Although voting in the 2010 countywide election ended on August 5th and the Election Commission was scheduled to meet for the purpose of certifying the results August 19th, events of the intervening two weeks have made it clear that the results of the election are far from being universally accepted and may yet be formally challenged.
After a hearing in the courtroom of Chancellor Walter Evans on Monday, in which Chancery Court clerk and master Dewun R. Settle was appointed a de facto referee to resolve continuing disputes, Shelby County Democratic chairman Van Turner was asked his opinion about the then pending certification process on Thursday.

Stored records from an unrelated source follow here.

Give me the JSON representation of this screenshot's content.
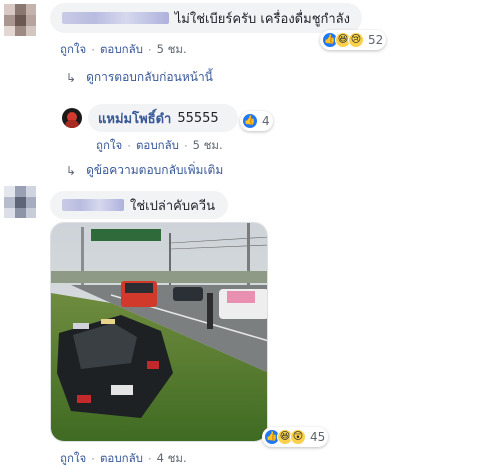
{
  "comment1": {
    "text": "ไม่ใช่เบียร์ครับ เครื่องดื่มชูกำลัง",
    "like_label": "ถูกใจ",
    "reply_label": "ตอบกลับ",
    "time": "5 ชม.",
    "reactions": [
      "like-icon",
      "haha-icon",
      "sad-icon"
    ],
    "reaction_count": "52",
    "previous_replies_link": "ดูการตอบกลับก่อนหน้านี้"
  },
  "reply1": {
    "author": "แหม่มโพธิ์ดำ",
    "text": "55555",
    "like_label": "ถูกใจ",
    "reply_label": "ตอบกลับ",
    "time": "5 ชม.",
    "reactions": [
      "like-icon"
    ],
    "reaction_count": "4",
    "more_replies_link": "ดูข้อความตอบกลับเพิ่มเติม"
  },
  "comment2": {
    "text": "ใช่เปล่าคับควีน",
    "like_label": "ถูกใจ",
    "reply_label": "ตอบกลับ",
    "time": "4 ชม.",
    "reactions": [
      "like-icon",
      "haha-icon",
      "wow-icon"
    ],
    "reaction_count": "45"
  },
  "colors": {
    "link": "#385898",
    "bubble": "#f2f3f5",
    "meta": "#606770",
    "like_blue": "#2078f4"
  }
}
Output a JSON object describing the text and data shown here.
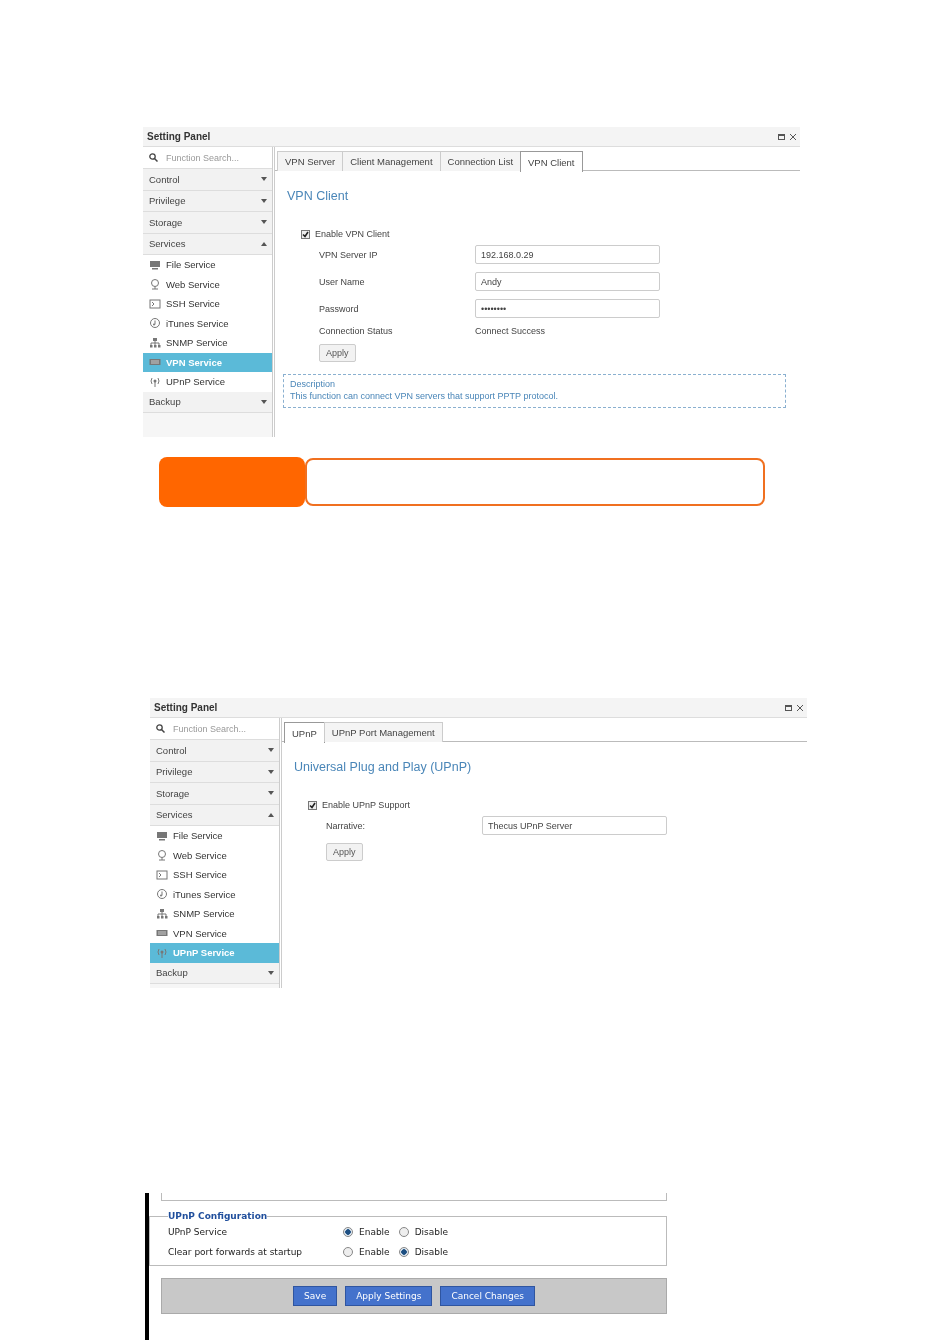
{
  "panels": [
    {
      "title": "Setting Panel",
      "search_placeholder": "Function Search...",
      "sidebar": [
        {
          "label": "Control",
          "expanded": false
        },
        {
          "label": "Privilege",
          "expanded": false
        },
        {
          "label": "Storage",
          "expanded": false
        },
        {
          "label": "Services",
          "expanded": true,
          "children": [
            {
              "label": "File Service",
              "selected": false
            },
            {
              "label": "Web Service",
              "selected": false
            },
            {
              "label": "SSH Service",
              "selected": false
            },
            {
              "label": "iTunes Service",
              "selected": false
            },
            {
              "label": "SNMP Service",
              "selected": false
            },
            {
              "label": "VPN Service",
              "selected": true
            },
            {
              "label": "UPnP Service",
              "selected": false
            }
          ]
        },
        {
          "label": "Backup",
          "expanded": false
        }
      ],
      "tabs": [
        {
          "label": "VPN Server",
          "selected": false
        },
        {
          "label": "Client Management",
          "selected": false
        },
        {
          "label": "Connection List",
          "selected": false
        },
        {
          "label": "VPN Client",
          "selected": true
        }
      ],
      "heading": "VPN Client",
      "checkbox": {
        "label": "Enable VPN Client",
        "checked": true
      },
      "fields": [
        {
          "kind": "input",
          "label": "VPN Server IP",
          "value": "192.168.0.29"
        },
        {
          "kind": "input",
          "label": "User Name",
          "value": "Andy"
        },
        {
          "kind": "input",
          "label": "Password",
          "value": "••••••••"
        },
        {
          "kind": "text",
          "label": "Connection Status",
          "value": "Connect Success"
        }
      ],
      "apply_button": "Apply",
      "description": {
        "title": "Description",
        "text": "This function can connect VPN servers that support PPTP protocol."
      }
    },
    {
      "title": "Setting Panel",
      "search_placeholder": "Function Search...",
      "sidebar": [
        {
          "label": "Control",
          "expanded": false
        },
        {
          "label": "Privilege",
          "expanded": false
        },
        {
          "label": "Storage",
          "expanded": false
        },
        {
          "label": "Services",
          "expanded": true,
          "children": [
            {
              "label": "File Service",
              "selected": false
            },
            {
              "label": "Web Service",
              "selected": false
            },
            {
              "label": "SSH Service",
              "selected": false
            },
            {
              "label": "iTunes Service",
              "selected": false
            },
            {
              "label": "SNMP Service",
              "selected": false
            },
            {
              "label": "VPN Service",
              "selected": false
            },
            {
              "label": "UPnP Service",
              "selected": true
            }
          ]
        },
        {
          "label": "Backup",
          "expanded": false
        }
      ],
      "tabs": [
        {
          "label": "UPnP",
          "selected": true
        },
        {
          "label": "UPnP Port Management",
          "selected": false
        }
      ],
      "heading": "Universal Plug and Play (UPnP)",
      "checkbox": {
        "label": "Enable UPnP Support",
        "checked": true
      },
      "fields": [
        {
          "kind": "input",
          "label": "Narrative:",
          "value": "Thecus UPnP Server"
        }
      ],
      "apply_button": "Apply"
    }
  ],
  "router_config": {
    "legend": "UPnP Configuration",
    "rows": [
      {
        "label": "UPnP Service",
        "options": [
          {
            "label": "Enable",
            "selected": true
          },
          {
            "label": "Disable",
            "selected": false
          }
        ]
      },
      {
        "label": "Clear port forwards at startup",
        "options": [
          {
            "label": "Enable",
            "selected": false
          },
          {
            "label": "Disable",
            "selected": true
          }
        ]
      }
    ],
    "buttons": [
      "Save",
      "Apply Settings",
      "Cancel Changes"
    ]
  }
}
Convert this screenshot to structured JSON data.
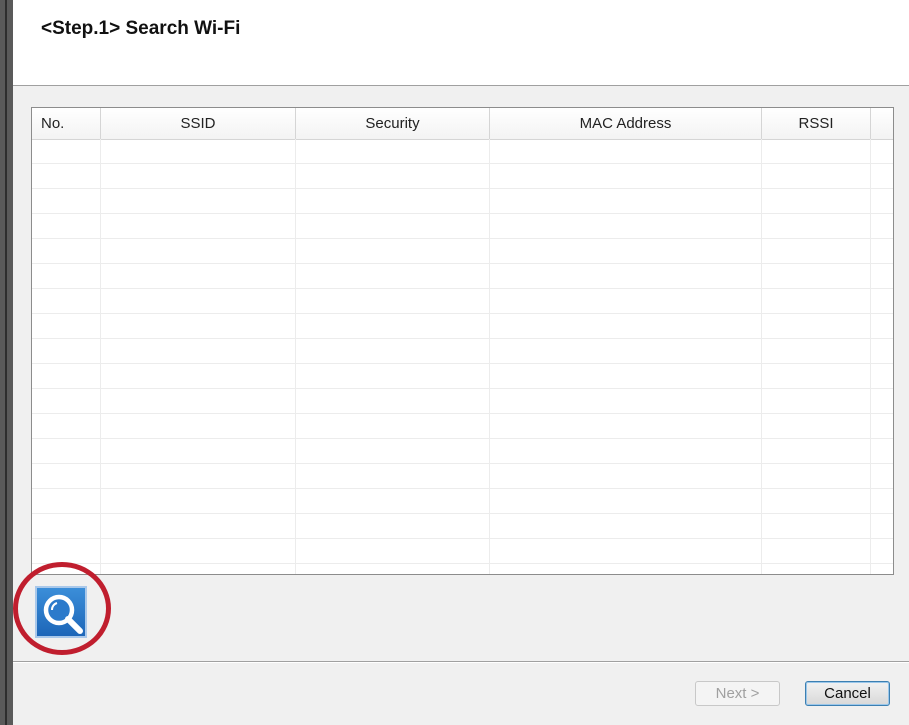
{
  "dialog": {
    "step_title": "<Step.1>  Search Wi-Fi"
  },
  "table": {
    "columns": [
      "No.",
      "SSID",
      "Security",
      "MAC Address",
      "RSSI"
    ],
    "rows": []
  },
  "search_button": {
    "icon": "magnifier-icon",
    "highlighted": true,
    "highlight_color": "#c01e2e"
  },
  "footer": {
    "next_label": "Next >",
    "next_enabled": false,
    "cancel_label": "Cancel"
  }
}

"We'll make a decision prior to then about a formal request that they not certify, after that they still have five days to contest the election, and none of this prevents us from going to federal court and pursuing any federal actions that we may deem necessary," said Turner, who, wearing his lawyer's hat, represents litigants dissatisfied with either the results or the election process itself, or both.

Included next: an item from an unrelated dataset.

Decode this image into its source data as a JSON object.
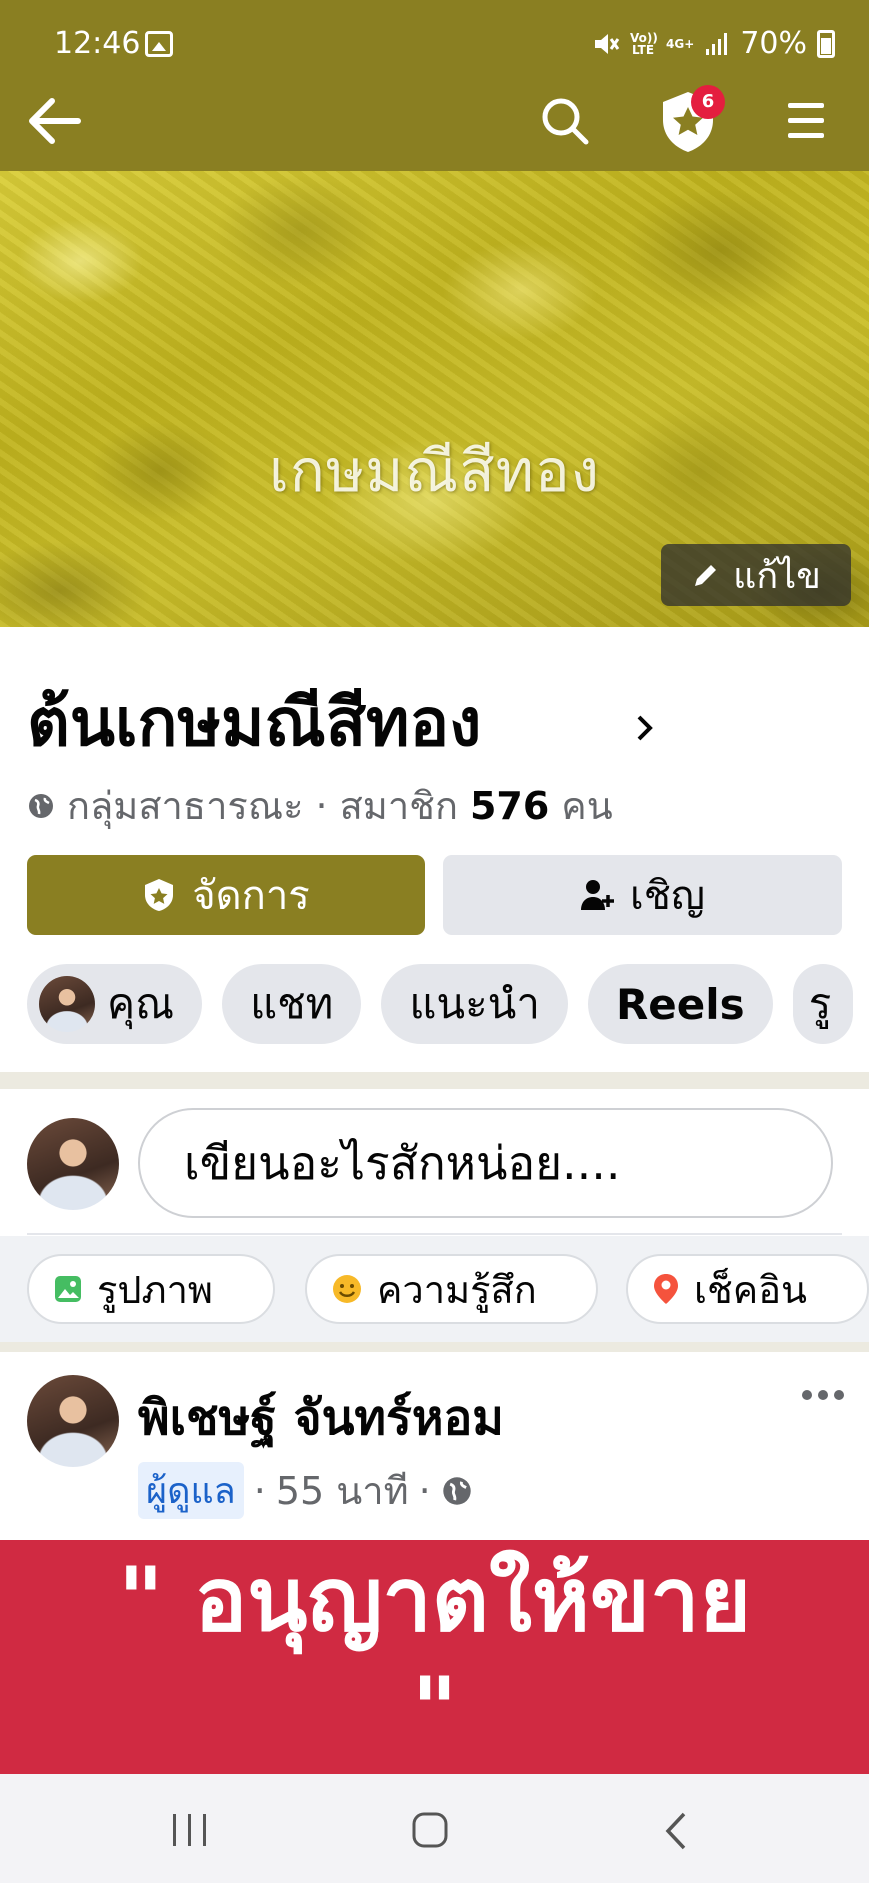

The two litigants of record are current county trustee Regina Morrison Newman, a Democrat who is about to lose her job when and if the election results are certified and her election opponent, Republican David Lenoir, is sworn in, and Minerva Johnican, the onetime Criminal Court clerk who was out-polled by the GOP's Kevin Key. Both Newman and Johnican trailed their opponents by fewer than 5,300 votes, which Democrats say is the number of potentially inconvenienced voters because of an Election Day voting-machine glitch.
That glitch (reputedly the result of an error by a long-term civil-service employee, though his or her identity has not yet been revealed by Election Commission authorities) came from the fact that early-voting data from a previous election — reportedly the May countywide primaries of this year — was fed into the electronic voter roll for the August 5th election.

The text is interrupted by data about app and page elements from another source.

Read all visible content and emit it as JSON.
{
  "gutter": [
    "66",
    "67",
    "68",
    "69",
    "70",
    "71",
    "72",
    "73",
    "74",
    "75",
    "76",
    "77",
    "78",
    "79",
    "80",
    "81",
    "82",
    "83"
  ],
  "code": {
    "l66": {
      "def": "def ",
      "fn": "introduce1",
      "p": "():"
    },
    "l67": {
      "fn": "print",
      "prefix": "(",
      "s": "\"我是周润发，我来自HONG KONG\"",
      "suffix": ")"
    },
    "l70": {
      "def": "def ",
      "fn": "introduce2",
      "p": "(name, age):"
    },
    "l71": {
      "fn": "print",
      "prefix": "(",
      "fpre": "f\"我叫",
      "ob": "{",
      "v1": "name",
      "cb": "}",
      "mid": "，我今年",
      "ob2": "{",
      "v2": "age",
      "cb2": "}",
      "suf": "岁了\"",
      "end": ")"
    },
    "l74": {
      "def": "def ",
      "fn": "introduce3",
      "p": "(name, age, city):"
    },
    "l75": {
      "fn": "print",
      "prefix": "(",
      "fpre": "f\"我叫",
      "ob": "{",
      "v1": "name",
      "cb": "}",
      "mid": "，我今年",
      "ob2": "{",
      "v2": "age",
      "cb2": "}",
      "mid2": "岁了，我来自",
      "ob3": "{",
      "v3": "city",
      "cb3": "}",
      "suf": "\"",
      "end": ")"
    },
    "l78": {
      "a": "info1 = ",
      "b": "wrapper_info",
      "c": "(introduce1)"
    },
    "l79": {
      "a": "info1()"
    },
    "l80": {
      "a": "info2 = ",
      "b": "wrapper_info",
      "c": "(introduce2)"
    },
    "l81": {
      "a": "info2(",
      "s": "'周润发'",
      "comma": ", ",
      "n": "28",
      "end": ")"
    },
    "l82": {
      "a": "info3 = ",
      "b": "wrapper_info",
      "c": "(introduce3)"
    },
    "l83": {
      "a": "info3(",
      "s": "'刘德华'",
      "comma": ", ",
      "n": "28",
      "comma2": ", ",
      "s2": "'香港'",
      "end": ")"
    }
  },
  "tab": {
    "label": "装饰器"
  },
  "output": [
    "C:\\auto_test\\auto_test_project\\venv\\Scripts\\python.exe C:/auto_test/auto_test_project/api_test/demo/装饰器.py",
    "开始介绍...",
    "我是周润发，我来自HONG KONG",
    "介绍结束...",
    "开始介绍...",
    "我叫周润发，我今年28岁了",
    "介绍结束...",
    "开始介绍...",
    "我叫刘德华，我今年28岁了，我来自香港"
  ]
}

As a consequence of that mistake, a significant number of voters were challenged when they arrived to vote on August 5th. The exact number has not been determined, but in a series of protest meetings convened under Democratic auspices, other complaints have been raised by a variety of other alleged irregularities.
At a previous hearing in Chancellor Evans' courtroom, the litigants and representatives of the Election Commission reached voluntary agreement about the need for sharing information about the actual voting results. But disagreements arose when a group representing the litigants, joined by consultants from BlackBoxVoting, an advocacy group, arrived to download election results last Thursday at the Election Commission's Operations Center at Shelby Farms.
Monday's hearing represented an effort to get beyond the stalemate — based in part on what John Ryder, an attorney for the Election Commission, said were proprietary matters involving the Diebold Corporation, makers of the voting machines in use in the county.
Ryder expressed satisfaction in the appointment of Settle to adjudicate disputes and pointed out that a variety of audits are expected — from two local firms and the state election coordinator — and that both the Tennessee Bureau of Investigation and the U.S. Department of Justice have been called in.
Meanwhile, some of the material in dispute has been handed over, though Newman is disturbed that parts of it have been redacted. And of the voters potentially disadvantaged by the Election Day glitch, she said, "Based on our analysis of those numbers, there's a disproportionate number of African Americans and 'others' in that number."
Given that questions were raised about vote counting in the 2006 county election, in which several Democrats were narrowly defeated, questions may linger about the authenticity of this year's outcome, even after all the evidence is sifted.
Speaking to reporters on Monday, Turner hinted that the question of outright fraud was not the central issue, however. "We just want to make sure the process is fair and transparent," he said.